After enough time in the cold to lose the feeling in his toes, Dan was permitted to enter the hotel, escorted the entire time by DS Cole.
After a lecture in the lift, and confirmation of his knowledge of crime scene etiquette, Dan was shown into the hotel suite. He recognised it instantly as the room in the photographs he had seen several hours earlier.
He was, of course, able to see far more of the huge room than he had been able to see in the photographs. In addition, the contents of the room would have looked vastly different before the police photographer had placed numbered yellow tags next to everything, including every bottle of alcohol and glass on the coffee table. Items that had already been photographed were being accumulated in a pile of filled and sealed plastic evidence bags.

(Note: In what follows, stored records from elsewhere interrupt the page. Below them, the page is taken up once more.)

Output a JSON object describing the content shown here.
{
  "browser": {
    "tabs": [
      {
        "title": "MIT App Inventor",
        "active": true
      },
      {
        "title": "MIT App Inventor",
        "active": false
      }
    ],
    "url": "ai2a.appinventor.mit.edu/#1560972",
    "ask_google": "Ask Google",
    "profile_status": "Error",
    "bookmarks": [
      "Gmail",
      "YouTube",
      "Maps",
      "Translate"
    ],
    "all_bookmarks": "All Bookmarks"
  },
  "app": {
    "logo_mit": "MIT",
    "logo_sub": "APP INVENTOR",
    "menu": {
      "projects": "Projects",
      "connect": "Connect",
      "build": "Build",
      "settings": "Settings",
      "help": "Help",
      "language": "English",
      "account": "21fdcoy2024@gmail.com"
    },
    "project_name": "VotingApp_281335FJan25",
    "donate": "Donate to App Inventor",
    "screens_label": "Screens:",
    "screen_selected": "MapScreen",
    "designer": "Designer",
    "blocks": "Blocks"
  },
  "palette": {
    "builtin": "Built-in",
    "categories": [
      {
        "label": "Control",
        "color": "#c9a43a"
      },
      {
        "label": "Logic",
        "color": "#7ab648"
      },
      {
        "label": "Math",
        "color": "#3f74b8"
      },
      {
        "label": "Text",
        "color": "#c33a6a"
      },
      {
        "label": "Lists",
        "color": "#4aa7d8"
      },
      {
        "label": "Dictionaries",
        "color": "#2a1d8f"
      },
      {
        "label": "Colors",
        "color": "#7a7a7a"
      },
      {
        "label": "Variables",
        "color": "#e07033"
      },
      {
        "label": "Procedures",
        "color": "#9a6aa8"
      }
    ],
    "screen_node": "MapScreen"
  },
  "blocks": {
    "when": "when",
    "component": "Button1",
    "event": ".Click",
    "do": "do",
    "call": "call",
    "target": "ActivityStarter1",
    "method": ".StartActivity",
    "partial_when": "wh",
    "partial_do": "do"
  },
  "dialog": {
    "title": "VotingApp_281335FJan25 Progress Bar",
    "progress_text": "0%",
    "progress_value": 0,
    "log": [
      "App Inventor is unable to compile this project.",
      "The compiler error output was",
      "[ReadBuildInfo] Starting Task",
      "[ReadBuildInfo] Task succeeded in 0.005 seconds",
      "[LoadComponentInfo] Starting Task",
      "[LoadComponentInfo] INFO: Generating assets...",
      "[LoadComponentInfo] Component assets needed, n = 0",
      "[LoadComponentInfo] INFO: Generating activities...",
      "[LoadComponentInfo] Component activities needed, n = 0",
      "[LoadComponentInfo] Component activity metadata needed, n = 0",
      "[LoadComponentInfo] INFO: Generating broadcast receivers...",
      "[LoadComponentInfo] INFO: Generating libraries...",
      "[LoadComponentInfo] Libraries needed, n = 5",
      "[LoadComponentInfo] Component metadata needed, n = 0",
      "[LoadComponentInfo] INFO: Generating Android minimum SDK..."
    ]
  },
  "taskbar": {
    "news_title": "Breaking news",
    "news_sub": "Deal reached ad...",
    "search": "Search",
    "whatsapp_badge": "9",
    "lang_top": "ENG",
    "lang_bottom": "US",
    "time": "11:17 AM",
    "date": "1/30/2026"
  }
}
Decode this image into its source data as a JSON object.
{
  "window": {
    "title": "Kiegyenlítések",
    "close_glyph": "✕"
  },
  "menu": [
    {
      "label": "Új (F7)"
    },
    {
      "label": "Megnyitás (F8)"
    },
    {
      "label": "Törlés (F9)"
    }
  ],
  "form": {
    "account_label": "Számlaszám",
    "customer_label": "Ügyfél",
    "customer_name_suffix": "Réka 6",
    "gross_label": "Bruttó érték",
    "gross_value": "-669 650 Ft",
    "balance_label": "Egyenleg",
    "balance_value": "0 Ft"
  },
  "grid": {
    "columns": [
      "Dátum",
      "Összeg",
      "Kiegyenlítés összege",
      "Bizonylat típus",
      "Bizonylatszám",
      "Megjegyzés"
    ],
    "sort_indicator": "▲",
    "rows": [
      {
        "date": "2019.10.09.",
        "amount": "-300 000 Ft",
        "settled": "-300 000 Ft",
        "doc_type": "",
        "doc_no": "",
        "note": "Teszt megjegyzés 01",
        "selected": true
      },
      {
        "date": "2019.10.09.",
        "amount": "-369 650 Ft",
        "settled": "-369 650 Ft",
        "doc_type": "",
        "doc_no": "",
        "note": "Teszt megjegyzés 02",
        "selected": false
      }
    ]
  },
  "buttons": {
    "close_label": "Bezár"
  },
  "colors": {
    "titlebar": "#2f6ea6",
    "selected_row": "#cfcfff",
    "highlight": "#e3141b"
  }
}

Dan had rarely been reminded of his comparative freedom from rules when compared to the police officers surrounding him. I’d forgotten how tedious a task it is to put everything in its own plastic bag. He smiled. Thank God I hardly have to resort to such methods.
DS Cole pointed ahead of them as they walked. “The computer is in that room.”
As they entered, Dan looked around and took up his position in the only seat in the room. He glanced around. “Do you have a spare video camera and tripod to record what I’m doing?” he asked.
The officer shook his head. “That stuff would be provided by the Hi-Tech guys when they need it.”
Dan nodded at the blank pad of paper and pen sitting to his left in the edge of the table. “I assume you’re happy for me to document my actions here?”
DS Cole nodded.
Dan picked up the paper and started to write. He checked the date and time on his watch and scribbled it down. “Has anyone even tried to use this yet?” he asked as he wrote.
DS Cole shook his head. “It’s more than my job’s worth to let any half-brained PC get their hands on a live computer exhibit, especially for a child abuse case.”
Dan nodded and turned on the monitor. A light in the corner glowed orange, and he jiggled the mouse to wake up the computer. The monitor lit up bright blue, showing a circular photo of Sergei Grekov next to his name.
Dan clicked on the name with the mouse and the login screen disappeared. He smiled. Computer security at its finest. He immediately reached for the notepad. “He doesn’t have a password set. I got straight in.”
His apprehension grew as the Desktop loaded. If I don’t find anything on here, I may never see Abigail again.
Two windows were open. The first was a web browser. One tab was open showing the web page entitled ‘Pretty Little Angels’, showing a number of girls in provocative poses, along with the text, ‘Russia’s #1 child modelling website’. There was no doubting the contents of such a website. He had seen so many like it during his days in the Hi-Tech Crime Unit.
The second window was for Sergei’s email. On the left was a list of emails received, highlighted in different colours. On the right, the contents of the top email were shown. It was an invoice for the renewal of some Russian-based server space.
He clicked through several of the recent emails. A small fire seemed to start in his chest as his frustration and desperation grew into significant heartburn. These seem to have nothing to do with anything. After going back a day, he changed tactic and opened the Sent folder.
The most recent email in his Sent folder looked like junk. As he opened it, he saw the word ‘Joshua’ and the index finger of his right hand froze in an extended position. “This is it,” he said pointing to the screen. “It was sent less than two hours ago”.
He scanned the text of the email, looking for information that would be vital in finding his daughter. There were details of a cargo ship, due to leave from Dover at 17:00 that afternoon. The owner had been handsomely paid to provide a container for Sergei’s constant use for the trafficking of young girls.
The email contained a personal note to Joshua, stating that he would have access to ‘more everyday comforts than one would usually expect when travelling as cargo’. It was clear that this was Joshua’s route out of the country, away from British law enforcement, and probably off to an extradition-free country.
He scribbled the headlines on the piece of paper and looked at his watch. Less than three hours to get there, assuming Abigail’s with him.
“Right,” Dan said, standing up, “I’m going to Dover to get my daughter.”
DS Cole’s eyes widened. “Mr Castle, you’d be best advised to wait for the police to deal with this.”
Dan wasn’t listening. He was already walking out of the hotel suite with DS Cole close behind.
Ignoring the constant warnings of the officer, Dan was soon back at his car, ready to leave. He input the destination of Dover into the navigation software of his phone, and bid farewell to DS Cole and everyone else who would still be processing this scene for some time.
He put the car into gear and exited the car park, a stern look on his face and his hands gripping the steering wheel as if clinging onto the edge of a precipice. There’s no way I’m sitting back and letting the police get there too late again. This time I’m getting to my daughter first, and no one’s going to stop me.